Size
wingspan 28-36 mm
Identification
Adult: forewing basal area with extensive dark shading and straight distal margin where it meets lighter brown medial area; anal angle area with dark shading, obscuring anal dash; two or three dark blotches along outer margin
Larva: See Wagner, 2011(2)
Genitalia:

Range
Nova Scotia to Florida, west to Arkansas, north to Saskatchewan
Season
adults fly from May to September
larvae present from June to October
Food
Chestnut and oak(2)
See Also
Acronicta tristis is very similar but has a more limited range, being more boreal and in the south is restricted to Appalachians. Forewing of A. tristis is cold gray or bluish gray, lacking the greenish-gray or tan-gray cast that is common with A. increta. (1)
Ovate Dagger (A. ovata) forewing has less extensive dark shading in basal and terminal areas, and thinner/sharper anal dash
Unclear Dagger (A. inclara) is very similar but has a more southern distribution (doesn't occur in Canada)
Acronicta cryptica. Melanistic specimens of A. increta cannot be separated with confidence and require DNA.

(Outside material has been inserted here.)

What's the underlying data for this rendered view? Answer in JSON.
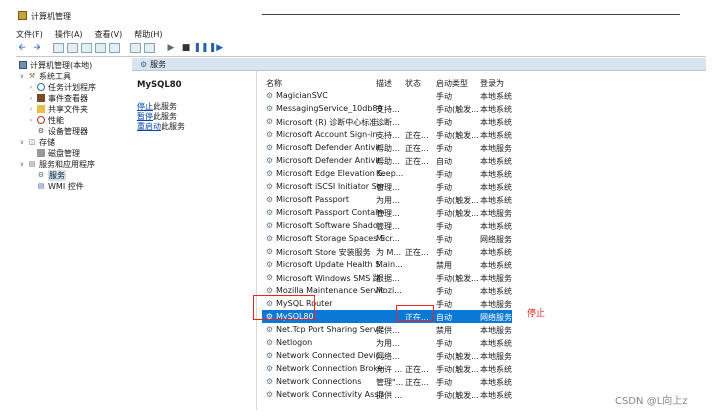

Print References
Morrison, H.K. 1874. Descriptions of new Noctuidæ. Proceedings of the Boston Society of Natural History. 17: 131